Segment Open
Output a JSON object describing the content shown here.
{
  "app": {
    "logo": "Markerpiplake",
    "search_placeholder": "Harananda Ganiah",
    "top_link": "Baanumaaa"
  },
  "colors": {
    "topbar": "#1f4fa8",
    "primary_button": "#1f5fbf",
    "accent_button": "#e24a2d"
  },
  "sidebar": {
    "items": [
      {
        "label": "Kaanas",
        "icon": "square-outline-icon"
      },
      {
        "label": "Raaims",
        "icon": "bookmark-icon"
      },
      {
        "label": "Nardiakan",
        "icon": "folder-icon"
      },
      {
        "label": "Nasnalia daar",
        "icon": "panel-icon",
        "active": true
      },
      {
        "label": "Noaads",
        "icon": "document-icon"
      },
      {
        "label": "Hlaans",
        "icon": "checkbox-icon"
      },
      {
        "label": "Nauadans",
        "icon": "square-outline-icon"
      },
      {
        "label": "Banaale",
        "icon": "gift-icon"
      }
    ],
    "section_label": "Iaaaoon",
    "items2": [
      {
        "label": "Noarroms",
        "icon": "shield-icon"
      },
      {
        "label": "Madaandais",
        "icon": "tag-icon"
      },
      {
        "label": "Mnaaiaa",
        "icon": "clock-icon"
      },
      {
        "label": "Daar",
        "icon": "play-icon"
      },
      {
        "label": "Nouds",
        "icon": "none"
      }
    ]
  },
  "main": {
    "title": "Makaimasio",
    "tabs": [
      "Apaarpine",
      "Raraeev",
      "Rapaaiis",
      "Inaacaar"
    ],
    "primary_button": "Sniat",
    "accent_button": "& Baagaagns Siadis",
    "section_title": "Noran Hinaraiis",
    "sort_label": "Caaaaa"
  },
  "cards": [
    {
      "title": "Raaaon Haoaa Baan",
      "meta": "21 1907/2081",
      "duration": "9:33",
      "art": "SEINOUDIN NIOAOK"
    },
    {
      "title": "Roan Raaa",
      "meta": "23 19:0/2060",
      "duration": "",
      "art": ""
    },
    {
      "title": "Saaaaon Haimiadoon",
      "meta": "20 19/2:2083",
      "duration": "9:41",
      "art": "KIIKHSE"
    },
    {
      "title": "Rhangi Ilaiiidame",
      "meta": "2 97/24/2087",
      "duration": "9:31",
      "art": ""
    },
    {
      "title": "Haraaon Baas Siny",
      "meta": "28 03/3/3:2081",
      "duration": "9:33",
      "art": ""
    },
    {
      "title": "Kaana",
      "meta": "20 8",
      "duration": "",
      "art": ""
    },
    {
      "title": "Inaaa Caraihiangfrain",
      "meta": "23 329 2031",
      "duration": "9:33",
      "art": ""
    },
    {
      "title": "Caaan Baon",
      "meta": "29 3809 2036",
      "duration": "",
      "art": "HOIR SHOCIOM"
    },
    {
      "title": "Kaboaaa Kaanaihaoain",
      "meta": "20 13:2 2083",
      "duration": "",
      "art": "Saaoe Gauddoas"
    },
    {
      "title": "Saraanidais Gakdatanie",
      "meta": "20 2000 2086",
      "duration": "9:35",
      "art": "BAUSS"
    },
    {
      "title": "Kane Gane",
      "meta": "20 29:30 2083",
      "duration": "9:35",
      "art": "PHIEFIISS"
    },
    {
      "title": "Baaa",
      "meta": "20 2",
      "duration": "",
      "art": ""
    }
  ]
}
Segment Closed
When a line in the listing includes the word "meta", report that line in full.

SOLUTION FOR THIS PROBLEM »
      "meta": "21 1907/2081",
      "meta": "23 19:0/2060",
      "meta": "20 19/2:2083",
      "meta": "2 97/24/2087",
      "meta": "28 03/3/3:2081",
      "meta": "20 8",
      "meta": "23 329 2031",
      "meta": "29 3809 2036",
      "meta": "20 13:2 2083",
      "meta": "20 2000 2086",
      "meta": "20 29:30 2083",
      "meta": "20 2",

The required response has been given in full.